This is another hot button issue with alot of people. 5.11 brand type clothing is very popular with most “gun” guys…the pants are cargo type, typically in drab earth tones (we will get back to that), which makes them utilitarian and easy to wear anywhere. They are very popular with off duty (or on duty detectives) Law Enforcement. The down side is anyone who wears these types of clothes easily identifies themselves as either a cop or “gun guy” who may or may not be carrying a concealed weapon. It is worth mentioning that alot of these companies (5.11 & Woolrich Elite) have realized this error and have started making pants without any tell-tale outer pockets, but several inner ones..basically “tactical chinos”. Regarding Shirts, alot of what they call “Concealed Carry” shirts are basically full cut, short-sleeved, square bottom hem plaid dress shirts. The colors for most of these types of clothes are drab earth tones; typically khaki or some shade of green, typically Olive Drab or Sage. The same objective can be achieved with bright, bold colored shirts with vertical stitiching to hide the “print” of the gun. For pants, dark colored full cut blue jeans do the trick.

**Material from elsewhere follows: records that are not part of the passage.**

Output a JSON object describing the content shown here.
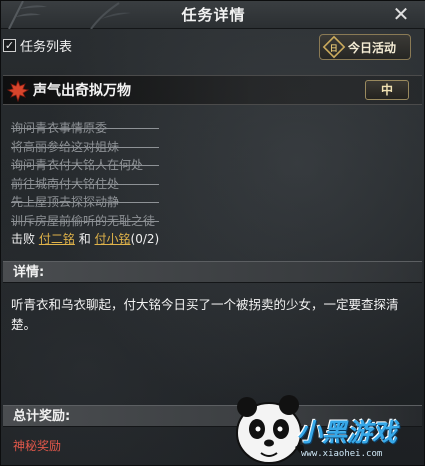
{
  "window": {
    "title": "任务详情"
  },
  "list": {
    "label": "任务列表",
    "checked": true
  },
  "today_button": {
    "label": "今日活动",
    "icon_text": "日"
  },
  "quest": {
    "title": "声气出奇拟万物",
    "difficulty": "中",
    "steps": [
      {
        "text": "询问青衣事情原委",
        "status": "done"
      },
      {
        "text": "将高丽参给这对姐妹",
        "status": "done"
      },
      {
        "text": "询问青衣付大铭人在何处",
        "status": "done"
      },
      {
        "text": "前往城南付大铭住处",
        "status": "done"
      },
      {
        "text": "先上屋顶去探探动静",
        "status": "done"
      },
      {
        "text": "训斥房屋前偷听的无耻之徒",
        "status": "done"
      }
    ],
    "current": {
      "prefix": "击败",
      "target1": "付二铭",
      "conj": "和",
      "target2": "付小铭",
      "progress": "(0/2)"
    }
  },
  "details": {
    "header": "详情:",
    "text": "听青衣和乌衣聊起，付大铭今日买了一个被拐卖的少女，一定要查探清楚。"
  },
  "rewards": {
    "header": "总计奖励:",
    "item": "神秘奖励"
  },
  "watermark": {
    "text": "小黑游戏",
    "url": "www.xiaohei.com"
  },
  "colors": {
    "accent_gold": "#e0b34a",
    "reward_red": "#e0574a",
    "completed_gray": "#8e9296"
  }
}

I have found Levi 569 “Loose Straight” style to be excellent for AIWB carry.
4. The “Fanny” Pack
This subject will not require alot of comment..I think it is obvious that wearing a fanny pack equals wearing a holster in today’s world unless you are 75 years old and on oxygen or something. Stay Away from them, they are a huge red flag and scream “GUN!!!”

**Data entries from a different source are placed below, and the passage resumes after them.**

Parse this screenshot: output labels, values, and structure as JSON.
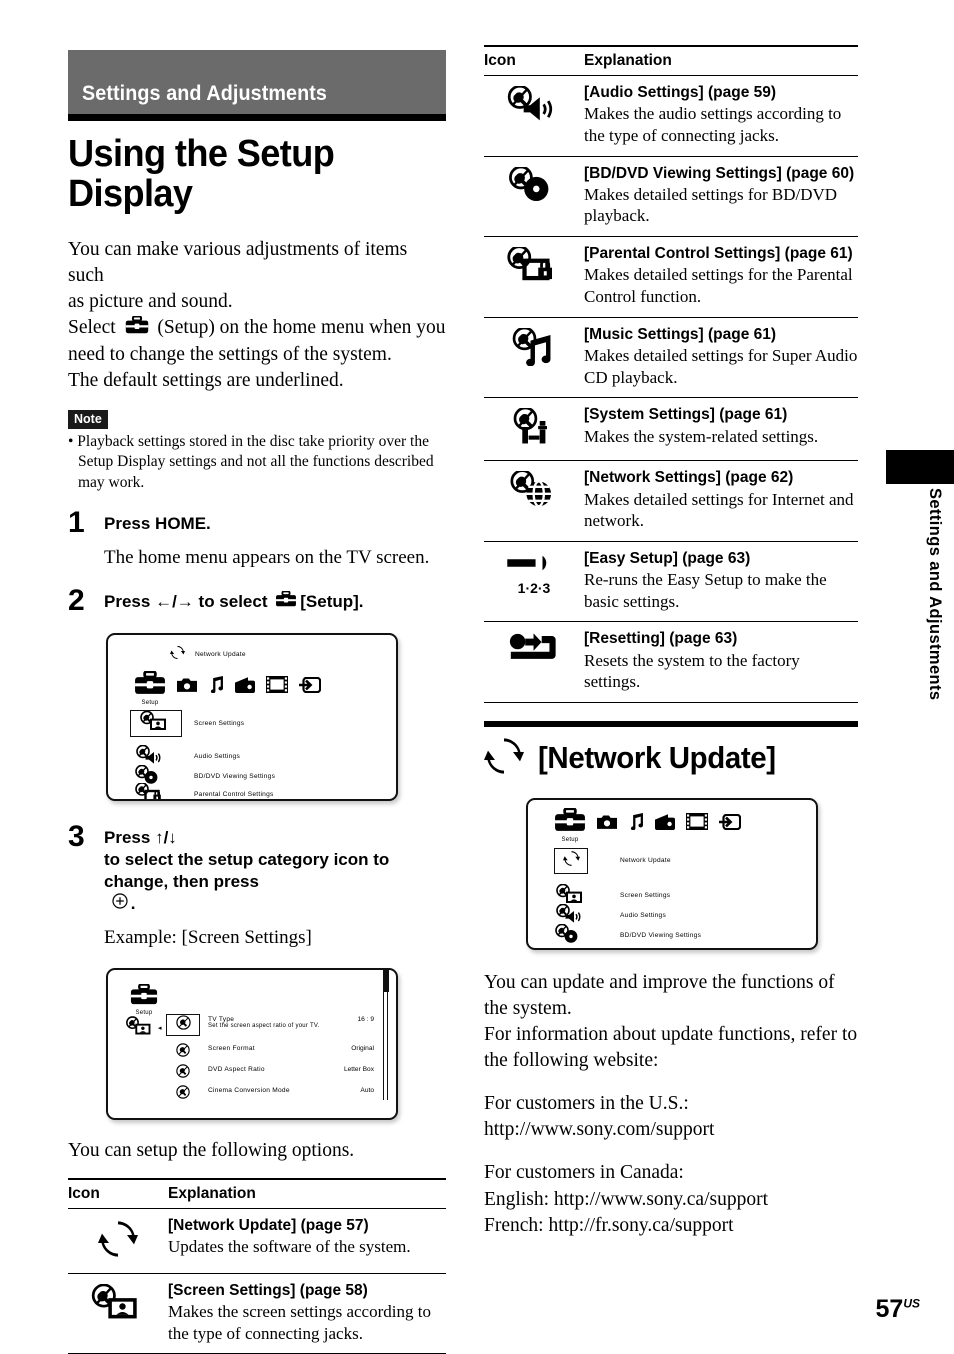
{
  "chapter": {
    "band_title": "Settings and Adjustments",
    "side_tab": "Settings and Adjustments"
  },
  "page_title": "Using the Setup Display",
  "intro": {
    "line1": "You can make various adjustments of items such",
    "line2": "as picture and sound.",
    "line3_a": "Select",
    "line3_b": "(Setup) on the home menu when you",
    "line4": "need to change the settings of the system.",
    "line5": "The default settings are underlined."
  },
  "note": {
    "badge": "Note",
    "text": "• Playback settings stored in the disc take priority over the Setup Display settings and not all the functions described may work."
  },
  "steps": [
    {
      "num": "1",
      "head": "Press HOME.",
      "sub": "The home menu appears on the TV screen."
    },
    {
      "num": "2",
      "head_a": "Press",
      "arrows": "←/→",
      "head_b": "to select",
      "head_c": "[Setup]."
    },
    {
      "num": "3",
      "head_a": "Press",
      "arrows": "↑/↓",
      "head_b": "to select the setup category icon to change, then press",
      "head_c": ".",
      "sub": "Example: [Screen Settings]"
    }
  ],
  "tv_home": {
    "top_item": "Network Update",
    "setup_label": "Setup",
    "category_icons": [
      "toolbox-setup-icon",
      "camera-icon",
      "music-note-icon",
      "radio-icon",
      "film-strip-icon",
      "input-arrow-icon"
    ],
    "items": [
      {
        "label": "Screen Settings",
        "icon": "screen-settings-icon",
        "selected": true
      },
      {
        "label": "Audio Settings",
        "icon": "audio-settings-icon",
        "selected": false
      },
      {
        "label": "BD/DVD Viewing Settings",
        "icon": "bd-dvd-viewing-settings-icon",
        "selected": false
      },
      {
        "label": "Parental Control Settings",
        "icon": "parental-control-settings-icon",
        "selected": false
      }
    ]
  },
  "tv_screen_settings": {
    "setup_label": "Setup",
    "category_icon": "screen-settings-icon",
    "rows": [
      {
        "label": "TV Type",
        "desc": "Set the screen aspect ratio of your TV.",
        "value": "16 : 9",
        "selected": true
      },
      {
        "label": "Screen Format",
        "desc": "",
        "value": "Original",
        "selected": false
      },
      {
        "label": "DVD Aspect Ratio",
        "desc": "",
        "value": "Letter Box",
        "selected": false
      },
      {
        "label": "Cinema Conversion Mode",
        "desc": "",
        "value": "Auto",
        "selected": false
      }
    ]
  },
  "tv_network_update": {
    "setup_label": "Setup",
    "category_icons": [
      "toolbox-setup-icon",
      "camera-icon",
      "music-note-icon",
      "radio-icon",
      "film-strip-icon",
      "input-arrow-icon"
    ],
    "items": [
      {
        "label": "Network Update",
        "icon": "network-update-icon",
        "selected": true
      },
      {
        "label": "Screen Settings",
        "icon": "screen-settings-icon",
        "selected": false
      },
      {
        "label": "Audio Settings",
        "icon": "audio-settings-icon",
        "selected": false
      },
      {
        "label": "BD/DVD Viewing Settings",
        "icon": "bd-dvd-viewing-settings-icon",
        "selected": false
      }
    ]
  },
  "options_lead": "You can setup the following options.",
  "table_left": {
    "headers": {
      "icon": "Icon",
      "explanation": "Explanation"
    },
    "rows": [
      {
        "icon": "network-update-icon",
        "title": "[Network Update] (page 57)",
        "desc": "Updates the software of the system."
      },
      {
        "icon": "screen-settings-icon",
        "title": "[Screen Settings] (page 58)",
        "desc": "Makes the screen settings according to the type of connecting jacks."
      }
    ]
  },
  "table_right": {
    "headers": {
      "icon": "Icon",
      "explanation": "Explanation"
    },
    "rows": [
      {
        "icon": "audio-settings-icon",
        "title": "[Audio Settings] (page 59)",
        "desc": "Makes the audio settings according to the type of connecting jacks."
      },
      {
        "icon": "bd-dvd-viewing-settings-icon",
        "title": "[BD/DVD Viewing Settings] (page 60)",
        "desc": "Makes detailed settings for BD/DVD playback."
      },
      {
        "icon": "parental-control-settings-icon",
        "title": "[Parental Control Settings] (page 61)",
        "desc": "Makes detailed settings for the Parental Control function."
      },
      {
        "icon": "music-settings-icon",
        "title": "[Music Settings] (page 61)",
        "desc": "Makes detailed settings for Super Audio CD playback."
      },
      {
        "icon": "system-settings-icon",
        "title": "[System Settings] (page 61)",
        "desc": "Makes the system-related settings."
      },
      {
        "icon": "network-settings-icon",
        "title": "[Network Settings] (page 62)",
        "desc": "Makes detailed settings for Internet and network."
      },
      {
        "icon": "easy-setup-icon",
        "icon_caption": "1·2·3",
        "title": "[Easy Setup] (page 63)",
        "desc": "Re-runs the Easy Setup to make the basic settings."
      },
      {
        "icon": "resetting-icon",
        "title": "[Resetting] (page 63)",
        "desc": "Resets the system to the factory settings."
      }
    ]
  },
  "section_network_update": {
    "heading": "[Network Update]",
    "icon": "network-update-icon",
    "para1": "You can update and improve the functions of the system.",
    "para2": "For information about update functions, refer to the following website:",
    "us_label": "For customers in the U.S.:",
    "us_url": "http://www.sony.com/support",
    "ca_label": "For customers in Canada:",
    "ca_en": "English: http://www.sony.ca/support",
    "ca_fr": "French: http://fr.sony.ca/support"
  },
  "folio": {
    "number": "57",
    "region": "US"
  }
}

5. The “Shoot Me First” Photographer Vest
This is another piece of illustrous gear that I do not think needs alot of comment. I mean when I see one of these I am thinking “Does he have a pistol of sub-machine gun on a loop sling?” Stay away from these goofy things.
Stay away from the obvious: Combat boots. I mean what screams “gun nut” more than a guy wearing a pair of Vietnam era issue Jungle Boots or the latest mil-issue Coyote Tan? (Typically with his pants tucked into them for the added “nuttier than usual” effect).
What we want is a shoe that will support dynamic movement but are comfortable and can blend in with any outfit. I like a mid, ankle support shoe and/or boot. High end Hiking type shoes and boots and casual workwear are the best choice IMO. I say “High end” because typically your lower end hikers look like toned down “clunker” combat boots. Shoe brands such as Merrell, Wellco, Mephisto and Clarke make a great product. Choose standard colors such as brown and black to make them as versatile as possible. One final note here: Take care of your feet! Wearing cheap shoes with poor arch support can lead to back and knee problems later on. Spend the money!!
Stay away from BDU & Sam Browne types! Stick to a good, heavy leather black or brown belt with a modern buckle. My friend Mark at Garrity’s offers some of the best I have ever used. I quote from his web site:
“My belts are constructed from two pieces of 6-7 oz. leather glued together and boarder stitched, using thinner thread than my holsters so they look like dress belts and do not shout “Gun!” They are very gradually tapered in the billet and tongue for a more streamlined, aesthetic appearance.”
The choice in what clothes you wear is a deeply personal issue. For most people, comfort and style dictate their wardrobe , for others, it is a matter of utility; we at HCS just want you to think out the pros and cons. The world we live in today dictates discretion and safety in every area, and not drawing attention to yourself with your wardrobe is a good place to begin for the Civilian Operator.